EXERCISE INSTRUCTIONS:
Each line below that contains the word "Dashboard" must be copied.

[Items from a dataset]
*****
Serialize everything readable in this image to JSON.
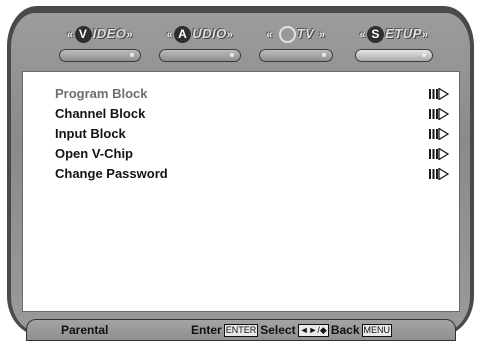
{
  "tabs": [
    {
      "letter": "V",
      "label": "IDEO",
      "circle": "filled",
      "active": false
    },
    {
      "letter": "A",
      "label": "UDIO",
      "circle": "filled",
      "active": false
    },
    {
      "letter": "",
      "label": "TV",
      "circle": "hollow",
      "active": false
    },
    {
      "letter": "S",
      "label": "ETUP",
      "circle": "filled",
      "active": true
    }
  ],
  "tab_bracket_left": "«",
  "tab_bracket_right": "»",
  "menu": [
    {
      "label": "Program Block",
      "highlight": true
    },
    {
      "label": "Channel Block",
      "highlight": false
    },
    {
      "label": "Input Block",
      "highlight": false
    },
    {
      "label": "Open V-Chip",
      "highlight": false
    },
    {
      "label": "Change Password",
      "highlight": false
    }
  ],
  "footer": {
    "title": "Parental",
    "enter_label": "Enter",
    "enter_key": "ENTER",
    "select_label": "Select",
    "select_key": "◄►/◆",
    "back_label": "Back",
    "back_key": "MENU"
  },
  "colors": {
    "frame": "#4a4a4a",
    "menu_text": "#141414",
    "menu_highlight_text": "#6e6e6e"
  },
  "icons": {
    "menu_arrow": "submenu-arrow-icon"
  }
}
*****
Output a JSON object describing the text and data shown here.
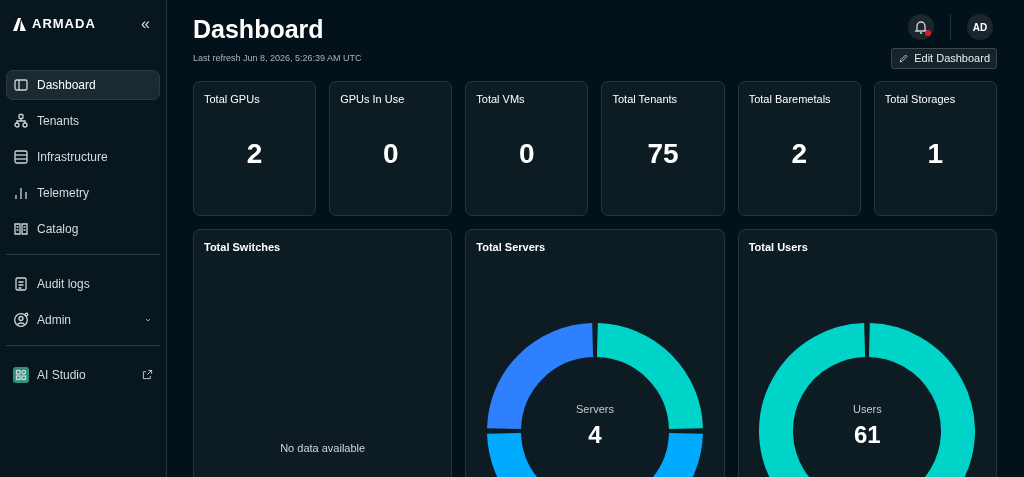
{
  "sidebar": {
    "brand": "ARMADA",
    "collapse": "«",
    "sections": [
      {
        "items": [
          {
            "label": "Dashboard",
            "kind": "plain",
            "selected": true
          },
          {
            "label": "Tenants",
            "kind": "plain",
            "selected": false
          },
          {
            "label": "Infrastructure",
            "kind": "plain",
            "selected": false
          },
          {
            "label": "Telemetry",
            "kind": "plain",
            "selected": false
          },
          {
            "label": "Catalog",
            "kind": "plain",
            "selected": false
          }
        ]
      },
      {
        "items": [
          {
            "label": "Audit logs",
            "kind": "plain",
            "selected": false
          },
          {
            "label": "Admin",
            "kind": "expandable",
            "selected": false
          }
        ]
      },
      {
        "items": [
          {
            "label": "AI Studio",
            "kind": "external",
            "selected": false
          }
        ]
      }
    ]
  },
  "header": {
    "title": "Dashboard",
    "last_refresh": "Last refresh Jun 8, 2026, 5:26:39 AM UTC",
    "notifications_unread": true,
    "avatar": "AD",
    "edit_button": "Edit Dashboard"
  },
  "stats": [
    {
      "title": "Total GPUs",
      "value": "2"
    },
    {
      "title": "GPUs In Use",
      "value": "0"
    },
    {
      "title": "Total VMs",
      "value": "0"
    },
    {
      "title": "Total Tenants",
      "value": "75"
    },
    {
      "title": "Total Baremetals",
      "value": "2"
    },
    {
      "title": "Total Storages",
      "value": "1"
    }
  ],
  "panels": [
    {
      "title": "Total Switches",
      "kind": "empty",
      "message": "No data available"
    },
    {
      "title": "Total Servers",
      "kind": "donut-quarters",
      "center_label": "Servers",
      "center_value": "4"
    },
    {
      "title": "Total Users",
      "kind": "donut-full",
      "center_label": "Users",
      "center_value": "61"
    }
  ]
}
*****
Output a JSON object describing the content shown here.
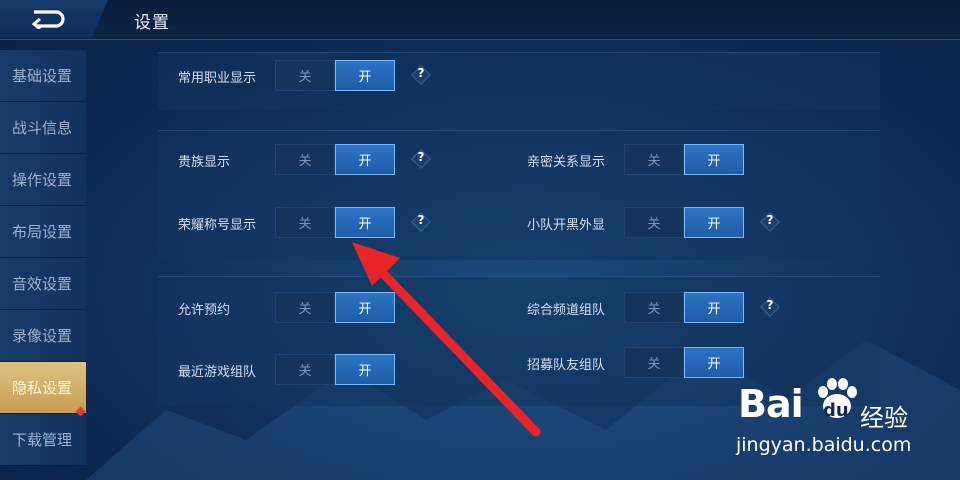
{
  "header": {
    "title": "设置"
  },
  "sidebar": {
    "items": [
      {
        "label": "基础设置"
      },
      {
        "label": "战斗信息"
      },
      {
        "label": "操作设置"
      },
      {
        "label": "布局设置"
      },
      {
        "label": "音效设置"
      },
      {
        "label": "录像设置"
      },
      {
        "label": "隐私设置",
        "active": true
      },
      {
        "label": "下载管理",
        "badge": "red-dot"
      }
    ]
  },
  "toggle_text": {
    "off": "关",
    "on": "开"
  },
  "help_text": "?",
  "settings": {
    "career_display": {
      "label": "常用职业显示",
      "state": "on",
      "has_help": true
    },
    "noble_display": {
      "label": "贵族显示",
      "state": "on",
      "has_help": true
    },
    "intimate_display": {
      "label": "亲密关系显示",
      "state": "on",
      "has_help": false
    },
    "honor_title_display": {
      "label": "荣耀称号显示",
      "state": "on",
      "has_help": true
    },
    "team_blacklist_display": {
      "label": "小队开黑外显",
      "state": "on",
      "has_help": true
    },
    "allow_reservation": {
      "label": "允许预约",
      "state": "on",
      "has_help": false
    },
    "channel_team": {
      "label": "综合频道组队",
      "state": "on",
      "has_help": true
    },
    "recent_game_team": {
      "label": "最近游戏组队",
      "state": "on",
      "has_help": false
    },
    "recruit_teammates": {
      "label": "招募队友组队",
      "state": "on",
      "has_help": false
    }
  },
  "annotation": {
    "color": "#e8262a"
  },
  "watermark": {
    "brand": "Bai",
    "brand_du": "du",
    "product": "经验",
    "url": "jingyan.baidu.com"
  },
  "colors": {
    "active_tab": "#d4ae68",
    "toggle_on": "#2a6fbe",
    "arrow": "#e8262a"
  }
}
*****
FINAL ANSWER:
            "label": "Dashboard",
    "title": "Dashboard",
    "edit_button": "Edit Dashboard"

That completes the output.